**Action item:** The records come next. Copy all of them exactly.
##### Source data #####
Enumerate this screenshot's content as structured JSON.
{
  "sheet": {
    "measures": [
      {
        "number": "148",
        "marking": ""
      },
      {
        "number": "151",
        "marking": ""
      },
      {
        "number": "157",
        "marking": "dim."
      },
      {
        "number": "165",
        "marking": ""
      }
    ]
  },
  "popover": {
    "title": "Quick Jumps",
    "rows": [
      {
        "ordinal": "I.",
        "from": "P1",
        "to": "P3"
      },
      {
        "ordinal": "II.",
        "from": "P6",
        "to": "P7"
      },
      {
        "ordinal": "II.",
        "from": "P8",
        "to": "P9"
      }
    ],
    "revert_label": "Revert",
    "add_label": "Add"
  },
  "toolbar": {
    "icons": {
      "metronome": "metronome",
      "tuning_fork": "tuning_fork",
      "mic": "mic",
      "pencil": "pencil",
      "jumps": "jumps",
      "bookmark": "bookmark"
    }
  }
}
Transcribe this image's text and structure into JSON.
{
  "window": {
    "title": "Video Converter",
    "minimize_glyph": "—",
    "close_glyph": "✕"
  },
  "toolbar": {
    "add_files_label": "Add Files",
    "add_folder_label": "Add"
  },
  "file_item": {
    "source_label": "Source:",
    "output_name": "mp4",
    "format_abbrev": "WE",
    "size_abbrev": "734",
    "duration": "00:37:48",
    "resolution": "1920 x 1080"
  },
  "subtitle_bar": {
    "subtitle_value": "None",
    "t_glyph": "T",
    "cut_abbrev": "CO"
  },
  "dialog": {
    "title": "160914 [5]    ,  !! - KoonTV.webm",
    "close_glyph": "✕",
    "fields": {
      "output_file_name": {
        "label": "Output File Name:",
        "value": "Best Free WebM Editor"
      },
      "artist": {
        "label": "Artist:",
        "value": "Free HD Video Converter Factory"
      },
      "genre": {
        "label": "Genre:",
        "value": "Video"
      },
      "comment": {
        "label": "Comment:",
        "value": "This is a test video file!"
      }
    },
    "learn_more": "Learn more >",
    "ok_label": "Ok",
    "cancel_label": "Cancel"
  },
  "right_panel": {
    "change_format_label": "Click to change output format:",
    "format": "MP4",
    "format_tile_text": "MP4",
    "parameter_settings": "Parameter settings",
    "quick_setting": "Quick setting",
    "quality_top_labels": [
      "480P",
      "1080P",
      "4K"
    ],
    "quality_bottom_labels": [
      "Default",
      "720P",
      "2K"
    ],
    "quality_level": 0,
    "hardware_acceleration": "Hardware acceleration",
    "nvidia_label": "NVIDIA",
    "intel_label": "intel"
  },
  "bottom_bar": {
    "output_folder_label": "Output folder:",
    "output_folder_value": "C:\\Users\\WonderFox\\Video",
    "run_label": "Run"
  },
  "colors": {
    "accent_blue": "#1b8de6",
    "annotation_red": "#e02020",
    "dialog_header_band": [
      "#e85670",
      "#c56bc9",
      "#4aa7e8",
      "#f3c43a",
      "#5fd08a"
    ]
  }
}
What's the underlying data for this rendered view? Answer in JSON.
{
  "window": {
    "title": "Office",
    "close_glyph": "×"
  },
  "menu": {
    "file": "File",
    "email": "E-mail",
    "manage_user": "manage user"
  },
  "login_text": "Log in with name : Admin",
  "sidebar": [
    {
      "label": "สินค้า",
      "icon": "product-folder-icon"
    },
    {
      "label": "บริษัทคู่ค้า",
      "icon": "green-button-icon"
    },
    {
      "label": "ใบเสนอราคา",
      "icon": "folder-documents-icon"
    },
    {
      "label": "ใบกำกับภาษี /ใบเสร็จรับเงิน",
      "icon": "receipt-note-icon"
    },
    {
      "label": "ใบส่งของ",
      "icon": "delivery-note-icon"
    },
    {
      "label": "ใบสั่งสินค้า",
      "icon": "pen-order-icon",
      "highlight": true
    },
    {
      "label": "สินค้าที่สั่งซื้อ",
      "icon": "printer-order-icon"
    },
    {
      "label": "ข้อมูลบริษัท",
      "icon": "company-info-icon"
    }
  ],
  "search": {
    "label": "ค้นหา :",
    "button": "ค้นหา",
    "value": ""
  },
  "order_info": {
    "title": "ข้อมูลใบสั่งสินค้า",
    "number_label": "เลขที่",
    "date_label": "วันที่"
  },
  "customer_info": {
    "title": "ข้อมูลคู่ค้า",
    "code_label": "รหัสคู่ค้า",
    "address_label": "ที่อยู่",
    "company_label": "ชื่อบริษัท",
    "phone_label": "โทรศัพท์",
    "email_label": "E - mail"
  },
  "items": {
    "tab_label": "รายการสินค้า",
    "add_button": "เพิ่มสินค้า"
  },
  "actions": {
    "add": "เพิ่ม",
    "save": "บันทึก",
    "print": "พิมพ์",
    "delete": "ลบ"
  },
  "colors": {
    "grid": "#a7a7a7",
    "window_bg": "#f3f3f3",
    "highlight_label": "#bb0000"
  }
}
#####
**Response for this exercise:**
Enumerate this screenshot's content as structured JSON.
{
  "sheet": {
    "measures": [
      {
        "number": "148",
        "marking": ""
      },
      {
        "number": "151",
        "marking": ""
      },
      {
        "number": "157",
        "marking": "dim."
      },
      {
        "number": "165",
        "marking": ""
      }
    ]
  },
  "popover": {
    "title": "Quick Jumps",
    "rows": [
      {
        "ordinal": "I.",
        "from": "P1",
        "to": "P3"
      },
      {
        "ordinal": "II.",
        "from": "P6",
        "to": "P7"
      },
      {
        "ordinal": "II.",
        "from": "P8",
        "to": "P9"
      }
    ],
    "revert_label": "Revert",
    "add_label": "Add"
  },
  "toolbar": {
    "icons": {
      "metronome": "metronome",
      "tuning_fork": "tuning_fork",
      "mic": "mic",
      "pencil": "pencil",
      "jumps": "jumps",
      "bookmark": "bookmark"
    }
  }
}
Transcribe this image's text and structure into JSON.
{
  "window": {
    "title": "Video Converter",
    "minimize_glyph": "—",
    "close_glyph": "✕"
  },
  "toolbar": {
    "add_files_label": "Add Files",
    "add_folder_label": "Add"
  },
  "file_item": {
    "source_label": "Source:",
    "output_name": "mp4",
    "format_abbrev": "WE",
    "size_abbrev": "734",
    "duration": "00:37:48",
    "resolution": "1920 x 1080"
  },
  "subtitle_bar": {
    "subtitle_value": "None",
    "t_glyph": "T",
    "cut_abbrev": "CO"
  },
  "dialog": {
    "title": "160914 [5]    ,  !! - KoonTV.webm",
    "close_glyph": "✕",
    "fields": {
      "output_file_name": {
        "label": "Output File Name:",
        "value": "Best Free WebM Editor"
      },
      "artist": {
        "label": "Artist:",
        "value": "Free HD Video Converter Factory"
      },
      "genre": {
        "label": "Genre:",
        "value": "Video"
      },
      "comment": {
        "label": "Comment:",
        "value": "This is a test video file!"
      }
    },
    "learn_more": "Learn more >",
    "ok_label": "Ok",
    "cancel_label": "Cancel"
  },
  "right_panel": {
    "change_format_label": "Click to change output format:",
    "format": "MP4",
    "format_tile_text": "MP4",
    "parameter_settings": "Parameter settings",
    "quick_setting": "Quick setting",
    "quality_top_labels": [
      "480P",
      "1080P",
      "4K"
    ],
    "quality_bottom_labels": [
      "Default",
      "720P",
      "2K"
    ],
    "quality_level": 0,
    "hardware_acceleration": "Hardware acceleration",
    "nvidia_label": "NVIDIA",
    "intel_label": "intel"
  },
  "bottom_bar": {
    "output_folder_label": "Output folder:",
    "output_folder_value": "C:\\Users\\WonderFox\\Video",
    "run_label": "Run"
  },
  "colors": {
    "accent_blue": "#1b8de6",
    "annotation_red": "#e02020",
    "dialog_header_band": [
      "#e85670",
      "#c56bc9",
      "#4aa7e8",
      "#f3c43a",
      "#5fd08a"
    ]
  }
}
What's the underlying data for this rendered view? Answer in JSON.
{
  "window": {
    "title": "Office",
    "close_glyph": "×"
  },
  "menu": {
    "file": "File",
    "email": "E-mail",
    "manage_user": "manage user"
  },
  "login_text": "Log in with name : Admin",
  "sidebar": [
    {
      "label": "สินค้า",
      "icon": "product-folder-icon"
    },
    {
      "label": "บริษัทคู่ค้า",
      "icon": "green-button-icon"
    },
    {
      "label": "ใบเสนอราคา",
      "icon": "folder-documents-icon"
    },
    {
      "label": "ใบกำกับภาษี /ใบเสร็จรับเงิน",
      "icon": "receipt-note-icon"
    },
    {
      "label": "ใบส่งของ",
      "icon": "delivery-note-icon"
    },
    {
      "label": "ใบสั่งสินค้า",
      "icon": "pen-order-icon",
      "highlight": true
    },
    {
      "label": "สินค้าที่สั่งซื้อ",
      "icon": "printer-order-icon"
    },
    {
      "label": "ข้อมูลบริษัท",
      "icon": "company-info-icon"
    }
  ],
  "search": {
    "label": "ค้นหา :",
    "button": "ค้นหา",
    "value": ""
  },
  "order_info": {
    "title": "ข้อมูลใบสั่งสินค้า",
    "number_label": "เลขที่",
    "date_label": "วันที่"
  },
  "customer_info": {
    "title": "ข้อมูลคู่ค้า",
    "code_label": "รหัสคู่ค้า",
    "address_label": "ที่อยู่",
    "company_label": "ชื่อบริษัท",
    "phone_label": "โทรศัพท์",
    "email_label": "E - mail"
  },
  "items": {
    "tab_label": "รายการสินค้า",
    "add_button": "เพิ่มสินค้า"
  },
  "actions": {
    "add": "เพิ่ม",
    "save": "บันทึก",
    "print": "พิมพ์",
    "delete": "ลบ"
  },
  "colors": {
    "grid": "#a7a7a7",
    "window_bg": "#f3f3f3",
    "highlight_label": "#bb0000"
  }
}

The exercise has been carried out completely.